She organized a seed ball-making booth at the Big Haynes Creek Wildlife Festival in August. Festivalgoers made enough marble-sized seed balls -- out of compost, clay and seeds -- to fill 36 square-yard drying racks.

In February, volunteers tossed the seed balls into the meadow, part of the 173-acre Big Haynes Creek nature preserve on the grounds of the Georgia International Horse Park. The flowers will bloom in April, providing nourishment for wildlife and visual enjoyment.

Roesel said the Master Naturalist Program changed how she views the outdoors.

"In the past, for me walking was for exercise. It's totally different now. When you see what's out there, when you put a name on a flower and you know when you expect it to bloom, when you understand what you are seeing, that's what the Master Naturalist class is all about," Roesel said.

"It just opened my eyes."

Sponsored by the University of Georgia Warnell School of Forestry and Natural Resources and presented locally by the Rockdale County Cooperative Extension Office, the Master Naturalist Program is currently enrolling students. Classes run each Thursday from 9 a.m. to 4 p.m. beginning April 15 and are open to all ages.

Coursework covers insects, birds, water quality, wildlife, organic food issues, granite outcropping ecology, urban forestry and botany. The Master Naturalist classes offer broad overviews of the subjects designed to "whet people's appetite" about the natural world, said Jule-Lynn Macie, director of the Rockdale County Cooperative Extension office.

"What I hope is that people come away from it a bit enlightened on environmental issues and should the need arise they can become advocates for a topic that interests them," Macie said.

Each class is taught by several specialists and takes place in different locations in Rockdale and metro Atlanta.

The water quality portion entails a field trip to the Clayton County Water Authority's Newman Wetland's Center and water treatment plant. Macie said the importance of keeping water clean is stressed.

"I think there's a lot of misconception of how water is treated," Macie said.

The Charlie Elliott Wildlife Center is the setting for the wildlife component and students learn how to attract birds, butterflies and other animals to their backyards with native plants. Animal identification is also covered and instructors will have live specimens -- perhaps a live screech owl, alligator or bald eagle -- for participants to view.
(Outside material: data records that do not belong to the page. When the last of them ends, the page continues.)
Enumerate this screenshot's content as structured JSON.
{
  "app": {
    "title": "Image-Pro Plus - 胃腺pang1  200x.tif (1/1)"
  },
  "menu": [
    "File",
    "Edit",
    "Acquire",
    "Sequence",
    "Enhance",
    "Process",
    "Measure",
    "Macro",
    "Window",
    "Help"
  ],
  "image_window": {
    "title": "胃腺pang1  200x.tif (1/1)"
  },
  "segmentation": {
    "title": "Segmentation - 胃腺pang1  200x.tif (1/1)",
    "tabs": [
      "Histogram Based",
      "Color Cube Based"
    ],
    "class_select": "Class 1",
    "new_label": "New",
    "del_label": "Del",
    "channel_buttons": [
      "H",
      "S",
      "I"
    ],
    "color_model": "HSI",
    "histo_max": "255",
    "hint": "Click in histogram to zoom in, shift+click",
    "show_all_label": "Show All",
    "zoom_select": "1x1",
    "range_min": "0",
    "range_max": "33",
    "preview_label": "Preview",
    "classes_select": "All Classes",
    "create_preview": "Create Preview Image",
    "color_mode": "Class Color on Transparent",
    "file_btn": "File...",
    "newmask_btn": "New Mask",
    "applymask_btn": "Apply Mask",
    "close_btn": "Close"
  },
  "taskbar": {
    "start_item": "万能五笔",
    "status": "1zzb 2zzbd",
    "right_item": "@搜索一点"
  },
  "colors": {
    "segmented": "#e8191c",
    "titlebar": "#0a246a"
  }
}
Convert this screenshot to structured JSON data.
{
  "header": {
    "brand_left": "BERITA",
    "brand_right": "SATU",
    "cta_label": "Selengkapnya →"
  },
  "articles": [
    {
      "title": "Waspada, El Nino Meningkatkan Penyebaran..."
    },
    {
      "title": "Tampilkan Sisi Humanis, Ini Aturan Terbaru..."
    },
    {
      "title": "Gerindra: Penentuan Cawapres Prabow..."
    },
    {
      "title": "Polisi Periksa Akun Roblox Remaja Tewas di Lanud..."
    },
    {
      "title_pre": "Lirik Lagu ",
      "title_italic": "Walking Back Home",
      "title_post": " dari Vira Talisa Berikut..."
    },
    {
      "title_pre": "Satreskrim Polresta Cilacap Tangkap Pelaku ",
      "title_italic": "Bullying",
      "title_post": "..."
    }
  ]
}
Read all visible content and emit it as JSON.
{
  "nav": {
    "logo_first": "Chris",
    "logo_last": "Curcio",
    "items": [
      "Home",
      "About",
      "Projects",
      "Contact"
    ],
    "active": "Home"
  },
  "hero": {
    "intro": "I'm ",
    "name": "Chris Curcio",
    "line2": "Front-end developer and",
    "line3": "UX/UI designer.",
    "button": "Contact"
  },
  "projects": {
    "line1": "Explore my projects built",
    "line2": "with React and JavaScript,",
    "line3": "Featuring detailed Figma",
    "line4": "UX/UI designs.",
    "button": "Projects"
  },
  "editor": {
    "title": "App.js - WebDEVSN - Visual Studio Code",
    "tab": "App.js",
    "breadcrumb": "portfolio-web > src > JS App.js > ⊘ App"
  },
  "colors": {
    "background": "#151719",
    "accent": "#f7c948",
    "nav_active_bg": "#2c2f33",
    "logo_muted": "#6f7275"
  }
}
"That's one of our more popular days," Macie said.

The group visits Arabia Mountain to learn about the 485-million-year-old granite rock outcroppings and the unique plant and wildlife that thrives there such as diamorpha, the black spotted quillwort, turkey vultures and the marbled salamander.

The Monastery of the Holy Spirit hosts the birding class. Instructors review identification of birds and basics such as feathers, pigment, skeleton, reproduction, food and migration. Students learn reasons for decline in bird species including habitat loss and impacts with towers.

An entomologist, Macie teaches the class on insects, which touches on bee conservation, butterflies and the biology and identification of insects. It's possible to find 1,000 different kinds of insects in the backyard, said Macie, and 97 percent of insects provide some good to the environment such as decomposition or pollination.

Macie said the Master Naturalist classes, offered every other year, prove popular with the public and students travel from locations across the state to attend.

"I think, honestly, they will tell you everything is a 'wow' for them because most of the topics are things that people don't have any background in," Macie said.

"When you look at the evaluations they like everything. They really don't say speakers weren't good or suggest topics be taken out. They always want more."